I can start to see how a flick of the wrist can put just enough disguised curve on a throw to have it react off the wall in such a way as to completely fool my opponent. I can see how he’s trying to time his throw just after he’s deflected my last shot to really test my reflexes and I want to try aping the same tactic. And I really want another win.
Because of the way it’s been designed on a constricted court you will spend most of the time in-game standing in the same spot. That means the motion-sickness you might get from lurching around isn’t there so you can just concentrate on the game itself. And it also means you can stay courtside as long as you want to play, not just how long your inner ear can cope with.
“We needed to make a game with this generation of hardware,” explains Godat. “We know that you’re going to have a tether. First and foremost I don’t care how much empty space the average person has in their house you’re tethered to a computer so we can’t design something that makes you garrote wire yourself on a regular basis.”
CCP are trying to create a social element on the spectator side too. When you log in to a server you are initially placed on the outside of the actual court, but are also many times bigger than you will appear while playing. If you log into a court with a game in progress that means you can stand around the outside and watch what’s going on. It is though a rather unnerving experience to be on the court when a giant head looms into view above you.
“We want people to feel like they’re in the space together,” he explains. “The example of court-side that I give is the old days when I’d go to the arcades to play Street Fighter 2 against the local champ who’d be standing there on the left side and everybody’s on the right side, lined up waiting to battle it out. We’re not trying to recreate something because we thought people liked standing in line to play Street Fighter, it’s because that’s a really compelling experience.”
“And you have to be able to read the person’s body,” continues Godat. “We want when somebody does something physically impressive in our game we want people to see it and recognise and go ‘that was pretty crazy!’ That kind of social interaction is very critical. Sportsmanlike conduct is a legitimate thing in the world. People get fired up, especially with physical action. In real world sports people get fired the fuck up. They get aggro, they get adrenalin pumping and you’ve got to come back to the fact that you’re playing with other human beings. You have treat people with some amount of respect or it’s not sports, it’s war.”
Sparc isn’t going to become the killer app for bringing people into the world of virtual reality. The simple graphics and gameplay aren’t going to be able to suddenly have people desperate to drop a ton of cash on a headset and controllers for their PC, but I stil wouldn’t be at all surprised if it became the most-played VR game.
It’s these sorts of mechanical multiplayer games which the ecosystem needs right now and Sparc is the sort of virtually real sport that could enthuse and seriously engage the existing VR userbase.
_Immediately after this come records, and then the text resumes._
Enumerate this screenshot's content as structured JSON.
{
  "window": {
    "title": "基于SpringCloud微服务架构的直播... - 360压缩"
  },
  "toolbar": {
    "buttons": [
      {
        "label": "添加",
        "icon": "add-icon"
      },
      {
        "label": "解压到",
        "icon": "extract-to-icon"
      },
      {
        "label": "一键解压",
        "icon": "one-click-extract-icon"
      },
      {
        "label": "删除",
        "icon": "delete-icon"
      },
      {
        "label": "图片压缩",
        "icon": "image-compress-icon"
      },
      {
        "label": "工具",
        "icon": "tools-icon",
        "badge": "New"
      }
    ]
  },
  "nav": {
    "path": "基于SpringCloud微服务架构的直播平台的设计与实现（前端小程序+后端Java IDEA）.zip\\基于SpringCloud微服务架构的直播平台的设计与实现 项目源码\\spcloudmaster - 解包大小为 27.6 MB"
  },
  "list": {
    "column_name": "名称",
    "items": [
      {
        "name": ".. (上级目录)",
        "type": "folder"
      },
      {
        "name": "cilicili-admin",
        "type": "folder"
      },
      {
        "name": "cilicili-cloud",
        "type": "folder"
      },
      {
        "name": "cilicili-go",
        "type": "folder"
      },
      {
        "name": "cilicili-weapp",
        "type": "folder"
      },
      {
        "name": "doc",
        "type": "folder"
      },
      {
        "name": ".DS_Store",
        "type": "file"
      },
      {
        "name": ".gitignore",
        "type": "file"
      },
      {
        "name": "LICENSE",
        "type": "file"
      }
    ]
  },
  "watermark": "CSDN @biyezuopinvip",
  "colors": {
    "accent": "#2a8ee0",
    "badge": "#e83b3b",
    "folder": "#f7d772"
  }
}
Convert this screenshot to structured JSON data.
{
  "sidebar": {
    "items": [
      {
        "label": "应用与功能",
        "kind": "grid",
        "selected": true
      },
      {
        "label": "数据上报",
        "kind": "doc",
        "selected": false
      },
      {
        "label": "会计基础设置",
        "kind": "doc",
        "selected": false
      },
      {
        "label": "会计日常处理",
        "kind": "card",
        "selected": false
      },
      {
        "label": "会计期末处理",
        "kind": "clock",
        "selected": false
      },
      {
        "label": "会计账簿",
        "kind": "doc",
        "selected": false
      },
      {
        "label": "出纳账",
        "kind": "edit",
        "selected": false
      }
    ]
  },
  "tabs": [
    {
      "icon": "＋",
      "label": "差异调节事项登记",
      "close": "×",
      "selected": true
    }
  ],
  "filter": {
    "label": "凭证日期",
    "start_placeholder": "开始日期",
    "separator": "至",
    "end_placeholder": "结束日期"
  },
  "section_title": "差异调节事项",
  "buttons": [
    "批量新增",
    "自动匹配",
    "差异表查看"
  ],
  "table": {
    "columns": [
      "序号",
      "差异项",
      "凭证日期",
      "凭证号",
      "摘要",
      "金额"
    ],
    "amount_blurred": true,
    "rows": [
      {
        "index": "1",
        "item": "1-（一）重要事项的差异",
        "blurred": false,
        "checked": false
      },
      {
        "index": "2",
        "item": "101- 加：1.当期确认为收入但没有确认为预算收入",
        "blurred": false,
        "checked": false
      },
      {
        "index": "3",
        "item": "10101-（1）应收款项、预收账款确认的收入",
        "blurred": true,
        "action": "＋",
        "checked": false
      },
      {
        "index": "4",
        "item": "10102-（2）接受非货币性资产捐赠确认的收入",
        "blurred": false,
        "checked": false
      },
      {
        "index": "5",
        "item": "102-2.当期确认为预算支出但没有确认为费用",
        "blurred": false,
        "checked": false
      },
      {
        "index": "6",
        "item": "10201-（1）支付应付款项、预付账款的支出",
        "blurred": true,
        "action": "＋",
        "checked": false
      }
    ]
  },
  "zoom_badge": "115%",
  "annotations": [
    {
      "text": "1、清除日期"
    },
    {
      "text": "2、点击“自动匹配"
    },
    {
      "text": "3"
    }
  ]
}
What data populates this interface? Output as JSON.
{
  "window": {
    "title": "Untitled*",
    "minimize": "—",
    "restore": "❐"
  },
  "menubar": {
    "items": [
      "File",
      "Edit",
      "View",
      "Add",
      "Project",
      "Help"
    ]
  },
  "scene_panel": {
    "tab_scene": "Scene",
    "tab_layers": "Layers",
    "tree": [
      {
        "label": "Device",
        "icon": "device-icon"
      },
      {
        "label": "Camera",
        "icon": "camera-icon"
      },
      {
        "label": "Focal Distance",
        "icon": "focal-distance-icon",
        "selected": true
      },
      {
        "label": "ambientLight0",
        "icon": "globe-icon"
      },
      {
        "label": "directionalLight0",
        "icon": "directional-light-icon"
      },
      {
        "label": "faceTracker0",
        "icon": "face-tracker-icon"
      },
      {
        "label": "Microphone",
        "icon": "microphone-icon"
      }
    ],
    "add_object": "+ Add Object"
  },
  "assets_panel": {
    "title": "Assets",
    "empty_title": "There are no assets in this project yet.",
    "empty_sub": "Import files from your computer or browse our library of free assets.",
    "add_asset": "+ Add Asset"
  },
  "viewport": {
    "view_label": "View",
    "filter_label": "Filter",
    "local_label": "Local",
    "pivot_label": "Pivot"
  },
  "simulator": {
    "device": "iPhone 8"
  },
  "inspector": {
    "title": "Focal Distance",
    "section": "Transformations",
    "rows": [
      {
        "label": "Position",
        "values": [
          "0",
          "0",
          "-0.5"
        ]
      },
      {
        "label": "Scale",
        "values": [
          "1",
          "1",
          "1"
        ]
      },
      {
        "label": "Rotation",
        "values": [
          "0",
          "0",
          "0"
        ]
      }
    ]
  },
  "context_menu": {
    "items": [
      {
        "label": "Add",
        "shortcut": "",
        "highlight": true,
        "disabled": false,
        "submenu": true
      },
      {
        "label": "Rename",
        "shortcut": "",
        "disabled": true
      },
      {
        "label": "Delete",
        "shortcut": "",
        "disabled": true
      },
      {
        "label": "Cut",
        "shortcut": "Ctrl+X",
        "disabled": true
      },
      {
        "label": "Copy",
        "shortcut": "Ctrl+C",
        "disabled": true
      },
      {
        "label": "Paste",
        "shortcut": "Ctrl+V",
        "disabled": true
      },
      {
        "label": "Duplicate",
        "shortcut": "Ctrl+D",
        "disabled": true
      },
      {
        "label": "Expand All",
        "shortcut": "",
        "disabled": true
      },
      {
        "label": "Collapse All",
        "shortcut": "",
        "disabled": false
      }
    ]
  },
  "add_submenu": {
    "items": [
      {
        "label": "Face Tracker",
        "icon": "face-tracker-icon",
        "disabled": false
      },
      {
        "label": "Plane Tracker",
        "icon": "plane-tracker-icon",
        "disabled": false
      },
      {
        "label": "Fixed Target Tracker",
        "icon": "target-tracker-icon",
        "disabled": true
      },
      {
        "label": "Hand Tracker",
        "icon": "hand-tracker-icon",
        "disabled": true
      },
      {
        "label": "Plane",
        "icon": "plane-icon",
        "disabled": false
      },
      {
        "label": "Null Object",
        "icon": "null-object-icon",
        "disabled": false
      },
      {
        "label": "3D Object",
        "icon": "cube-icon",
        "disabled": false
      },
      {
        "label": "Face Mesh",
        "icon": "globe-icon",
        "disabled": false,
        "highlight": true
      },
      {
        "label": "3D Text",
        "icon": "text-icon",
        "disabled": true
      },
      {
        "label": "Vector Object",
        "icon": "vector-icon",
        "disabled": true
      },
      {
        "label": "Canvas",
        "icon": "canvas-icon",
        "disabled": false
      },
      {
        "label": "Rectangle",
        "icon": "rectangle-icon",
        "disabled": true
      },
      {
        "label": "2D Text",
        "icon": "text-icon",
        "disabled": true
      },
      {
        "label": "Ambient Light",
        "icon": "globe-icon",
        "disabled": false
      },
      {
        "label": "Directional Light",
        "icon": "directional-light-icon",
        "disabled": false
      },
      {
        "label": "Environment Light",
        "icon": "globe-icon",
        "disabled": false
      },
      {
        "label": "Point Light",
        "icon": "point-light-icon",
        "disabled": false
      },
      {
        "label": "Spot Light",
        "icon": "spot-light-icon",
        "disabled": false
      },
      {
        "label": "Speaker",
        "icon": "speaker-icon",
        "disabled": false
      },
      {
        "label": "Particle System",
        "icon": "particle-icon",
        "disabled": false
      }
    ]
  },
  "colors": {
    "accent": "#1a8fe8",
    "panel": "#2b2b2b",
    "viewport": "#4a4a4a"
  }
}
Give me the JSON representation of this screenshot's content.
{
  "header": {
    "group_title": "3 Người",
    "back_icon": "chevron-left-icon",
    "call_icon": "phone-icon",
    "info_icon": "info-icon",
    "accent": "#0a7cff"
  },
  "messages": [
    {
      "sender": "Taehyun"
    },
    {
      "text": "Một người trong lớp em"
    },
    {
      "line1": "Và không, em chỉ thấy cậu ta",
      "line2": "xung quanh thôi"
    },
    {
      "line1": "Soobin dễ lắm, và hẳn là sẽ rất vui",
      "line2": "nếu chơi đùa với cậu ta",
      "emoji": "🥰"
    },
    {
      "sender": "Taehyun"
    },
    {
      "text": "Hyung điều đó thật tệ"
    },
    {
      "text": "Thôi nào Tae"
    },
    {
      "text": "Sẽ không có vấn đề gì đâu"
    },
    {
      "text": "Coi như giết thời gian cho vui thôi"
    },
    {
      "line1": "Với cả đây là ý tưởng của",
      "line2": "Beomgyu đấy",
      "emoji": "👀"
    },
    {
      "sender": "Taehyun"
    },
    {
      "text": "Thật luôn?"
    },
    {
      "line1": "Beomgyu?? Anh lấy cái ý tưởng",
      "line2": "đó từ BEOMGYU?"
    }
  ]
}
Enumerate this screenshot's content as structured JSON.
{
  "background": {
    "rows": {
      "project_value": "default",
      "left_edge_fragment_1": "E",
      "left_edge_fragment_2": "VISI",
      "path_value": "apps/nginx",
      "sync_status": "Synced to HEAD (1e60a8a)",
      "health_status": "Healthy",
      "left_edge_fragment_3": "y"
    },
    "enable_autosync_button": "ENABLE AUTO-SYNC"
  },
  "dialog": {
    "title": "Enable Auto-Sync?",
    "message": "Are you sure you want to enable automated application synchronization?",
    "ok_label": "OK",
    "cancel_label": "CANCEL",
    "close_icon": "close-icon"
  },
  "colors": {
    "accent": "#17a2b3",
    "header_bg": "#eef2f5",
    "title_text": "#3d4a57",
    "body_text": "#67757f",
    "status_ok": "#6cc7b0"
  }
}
Sparc feels startlingly real. It feels real when you’re on court, not like you’re playing in a computer. CCP have genuinely created a new sport. It’s simple, but engaging, physical, tactical and compulsive.
“It’s funny for virtual reality,” Godat says as we part company, “it’s the reality bit that’s the coolest part.”